What to do
You are asked to copy the entire listing exactly, apart from its pictures.

Data shown
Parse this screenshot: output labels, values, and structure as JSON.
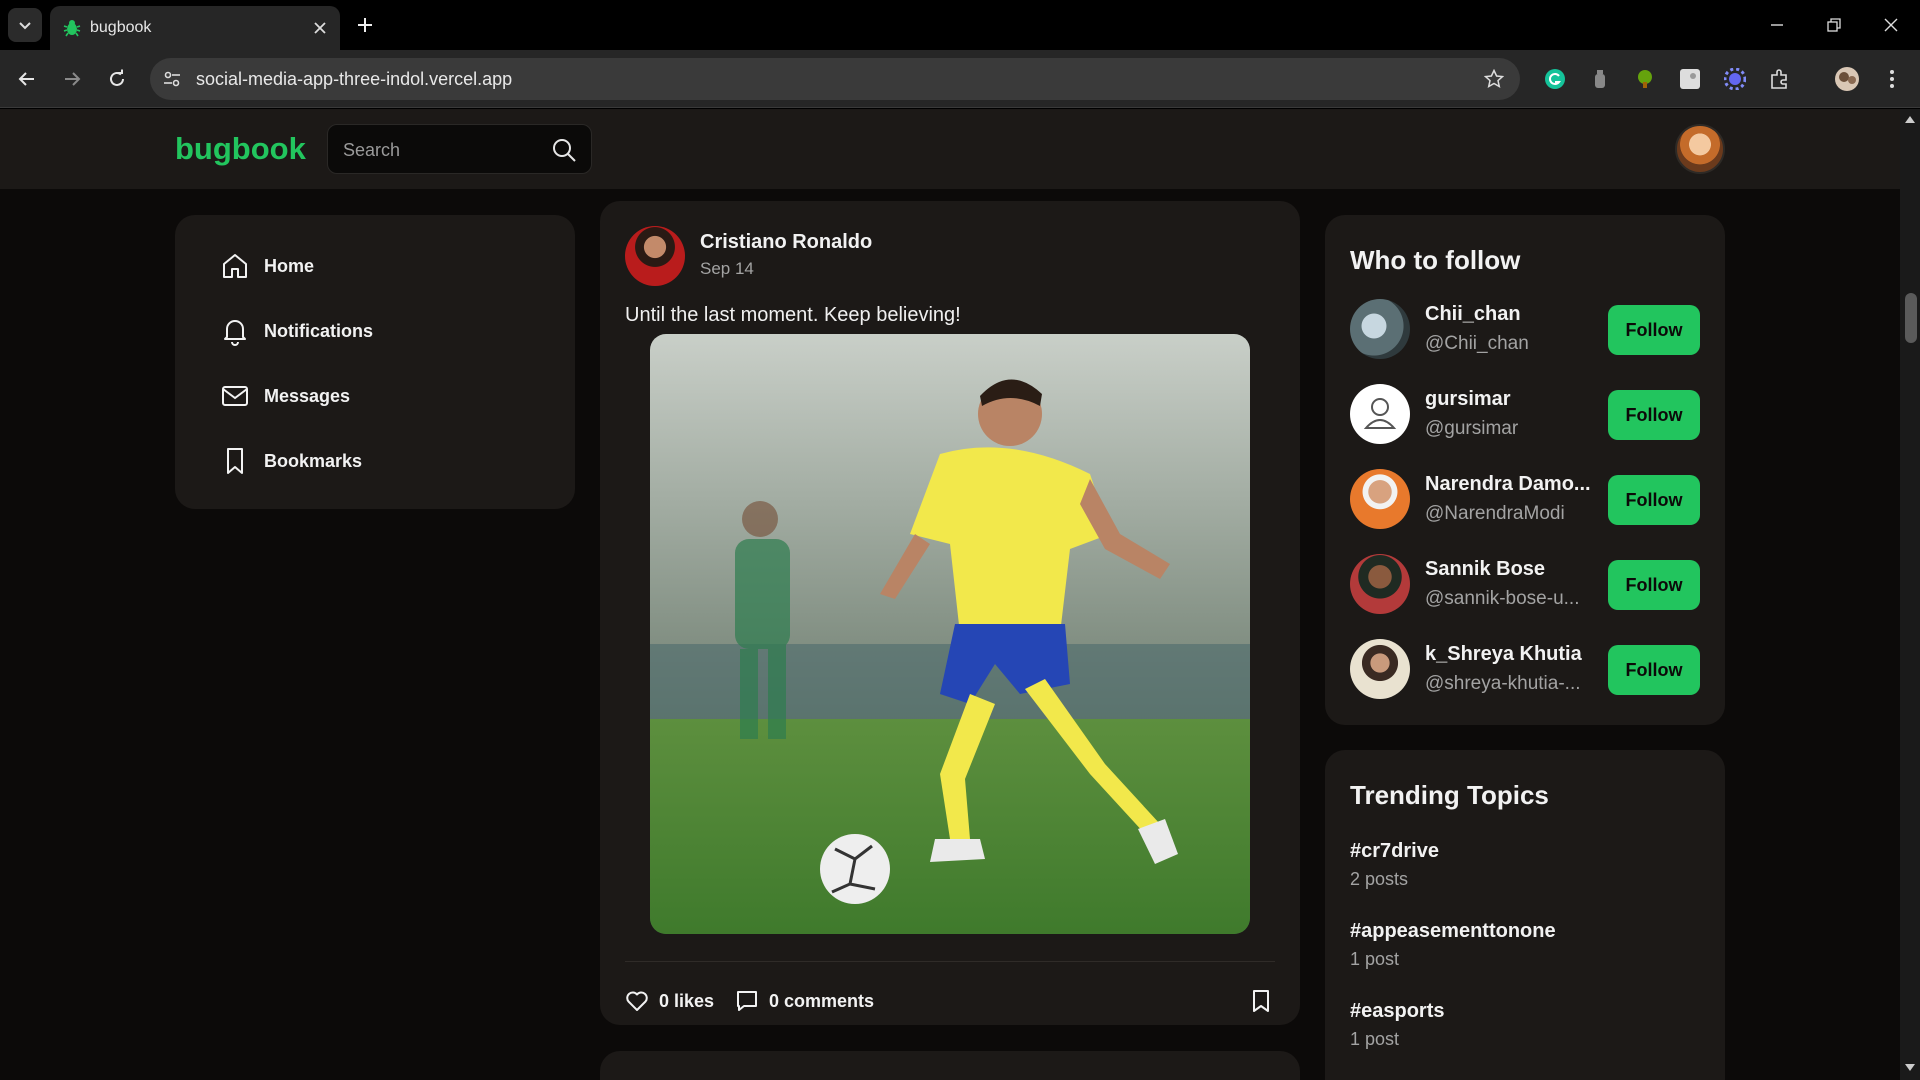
{
  "browser": {
    "tab_title": "bugbook",
    "url": "social-media-app-three-indol.vercel.app"
  },
  "app": {
    "logo": "bugbook",
    "search_placeholder": "Search"
  },
  "menu": {
    "items": [
      {
        "label": "Home",
        "icon": "home-icon"
      },
      {
        "label": "Notifications",
        "icon": "bell-icon"
      },
      {
        "label": "Messages",
        "icon": "mail-icon"
      },
      {
        "label": "Bookmarks",
        "icon": "bookmark-icon"
      }
    ]
  },
  "post": {
    "author": "Cristiano Ronaldo",
    "date": "Sep 14",
    "text": "Until the last moment. Keep believing!",
    "likes": "0 likes",
    "comments": "0 comments"
  },
  "who_to_follow": {
    "title": "Who to follow",
    "follow_label": "Follow",
    "users": [
      {
        "name": "Chii_chan",
        "handle": "@Chii_chan"
      },
      {
        "name": "gursimar",
        "handle": "@gursimar"
      },
      {
        "name": "Narendra Damo...",
        "handle": "@NarendraModi"
      },
      {
        "name": "Sannik Bose",
        "handle": "@sannik-bose-u..."
      },
      {
        "name": "k_Shreya Khutia",
        "handle": "@shreya-khutia-..."
      }
    ]
  },
  "trending": {
    "title": "Trending Topics",
    "topics": [
      {
        "tag": "#cr7drive",
        "count": "2 posts"
      },
      {
        "tag": "#appeasementtonone",
        "count": "1 post"
      },
      {
        "tag": "#easports",
        "count": "1 post"
      }
    ]
  },
  "colors": {
    "accent": "#22c55e",
    "card": "#1c1917",
    "background": "#0c0a09"
  }
}
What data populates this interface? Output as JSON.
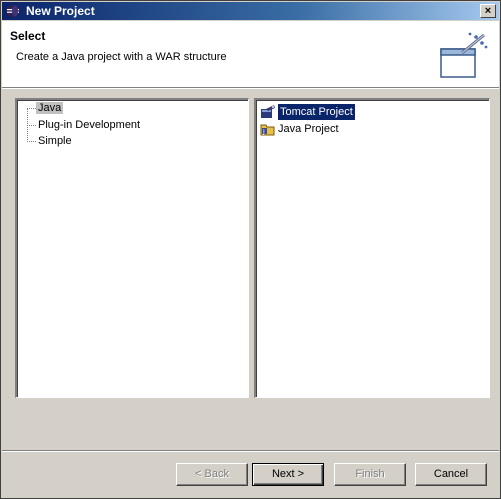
{
  "window": {
    "title": "New Project",
    "close_glyph": "×"
  },
  "banner": {
    "title": "Select",
    "description": "Create a Java project with a WAR structure",
    "icon": "new-project-wizard-icon"
  },
  "tree": {
    "items": [
      {
        "label": "Java",
        "selected": true
      },
      {
        "label": "Plug-in Development",
        "selected": false
      },
      {
        "label": "Simple",
        "selected": false
      }
    ]
  },
  "list": {
    "items": [
      {
        "label": "Tomcat Project",
        "icon": "tomcat-project-icon",
        "selected": true
      },
      {
        "label": "Java Project",
        "icon": "java-project-icon",
        "selected": false
      }
    ]
  },
  "buttons": {
    "back": "< Back",
    "next": "Next >",
    "finish": "Finish",
    "cancel": "Cancel"
  },
  "colors": {
    "title_bar": "#0a246a",
    "selection": "#0a246a",
    "dialog_bg": "#d4d0c8"
  }
}
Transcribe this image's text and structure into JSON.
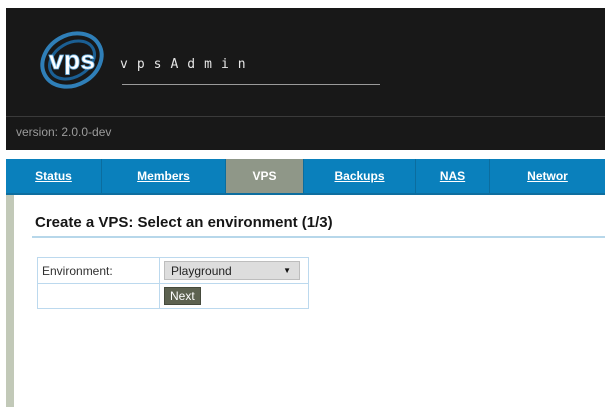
{
  "header": {
    "brand": "vpsAdmin",
    "version": "version: 2.0.0-dev"
  },
  "menu": {
    "items": [
      {
        "label": "Status"
      },
      {
        "label": "Members"
      },
      {
        "label": "VPS"
      },
      {
        "label": "Backups"
      },
      {
        "label": "NAS"
      },
      {
        "label": "Networ"
      }
    ],
    "active": "VPS"
  },
  "page": {
    "title": "Create a VPS: Select an environment (1/3)"
  },
  "form": {
    "environment_label": "Environment:",
    "environment_value": "Playground",
    "next_label": "Next"
  },
  "colors": {
    "header_bg": "#181818",
    "menu_bg": "#0a80bc",
    "menu_active": "#8f9788",
    "button_bg": "#5d6250"
  }
}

Problem solution
Parse this screenshot: output labels, values, and structure as JSON.
{
  "browser": {
    "tab_title": "bugbook",
    "url": "social-media-app-three-indol.vercel.app"
  },
  "app": {
    "logo": "bugbook",
    "search_placeholder": "Search"
  },
  "menu": {
    "items": [
      {
        "label": "Home",
        "icon": "home-icon"
      },
      {
        "label": "Notifications",
        "icon": "bell-icon"
      },
      {
        "label": "Messages",
        "icon": "mail-icon"
      },
      {
        "label": "Bookmarks",
        "icon": "bookmark-icon"
      }
    ]
  },
  "post": {
    "author": "Cristiano Ronaldo",
    "date": "Sep 14",
    "text": "Until the last moment. Keep believing!",
    "likes": "0 likes",
    "comments": "0 comments"
  },
  "who_to_follow": {
    "title": "Who to follow",
    "follow_label": "Follow",
    "users": [
      {
        "name": "Chii_chan",
        "handle": "@Chii_chan"
      },
      {
        "name": "gursimar",
        "handle": "@gursimar"
      },
      {
        "name": "Narendra Damo...",
        "handle": "@NarendraModi"
      },
      {
        "name": "Sannik Bose",
        "handle": "@sannik-bose-u..."
      },
      {
        "name": "k_Shreya Khutia",
        "handle": "@shreya-khutia-..."
      }
    ]
  },
  "trending": {
    "title": "Trending Topics",
    "topics": [
      {
        "tag": "#cr7drive",
        "count": "2 posts"
      },
      {
        "tag": "#appeasementtonone",
        "count": "1 post"
      },
      {
        "tag": "#easports",
        "count": "1 post"
      }
    ]
  },
  "colors": {
    "accent": "#22c55e",
    "card": "#1c1917",
    "background": "#0c0a09"
  }
}
What data populates this interface? Output as JSON.
{
  "window": {
    "title": "New Project",
    "close_glyph": "×"
  },
  "banner": {
    "title": "Select",
    "description": "Create a Java project with a WAR structure",
    "icon": "new-project-wizard-icon"
  },
  "tree": {
    "items": [
      {
        "label": "Java",
        "selected": true
      },
      {
        "label": "Plug-in Development",
        "selected": false
      },
      {
        "label": "Simple",
        "selected": false
      }
    ]
  },
  "list": {
    "items": [
      {
        "label": "Tomcat Project",
        "icon": "tomcat-project-icon",
        "selected": true
      },
      {
        "label": "Java Project",
        "icon": "java-project-icon",
        "selected": false
      }
    ]
  },
  "buttons": {
    "back": "< Back",
    "next": "Next >",
    "finish": "Finish",
    "cancel": "Cancel"
  },
  "colors": {
    "title_bar": "#0a246a",
    "selection": "#0a246a",
    "dialog_bg": "#d4d0c8"
  }
}
Transcribe this image's text and structure into JSON.
{
  "header": {
    "brand": "vpsAdmin",
    "version": "version: 2.0.0-dev"
  },
  "menu": {
    "items": [
      {
        "label": "Status"
      },
      {
        "label": "Members"
      },
      {
        "label": "VPS"
      },
      {
        "label": "Backups"
      },
      {
        "label": "NAS"
      },
      {
        "label": "Networ"
      }
    ],
    "active": "VPS"
  },
  "page": {
    "title": "Create a VPS: Select an environment (1/3)"
  },
  "form": {
    "environment_label": "Environment:",
    "environment_value": "Playground",
    "next_label": "Next"
  },
  "colors": {
    "header_bg": "#181818",
    "menu_bg": "#0a80bc",
    "menu_active": "#8f9788",
    "button_bg": "#5d6250"
  }
}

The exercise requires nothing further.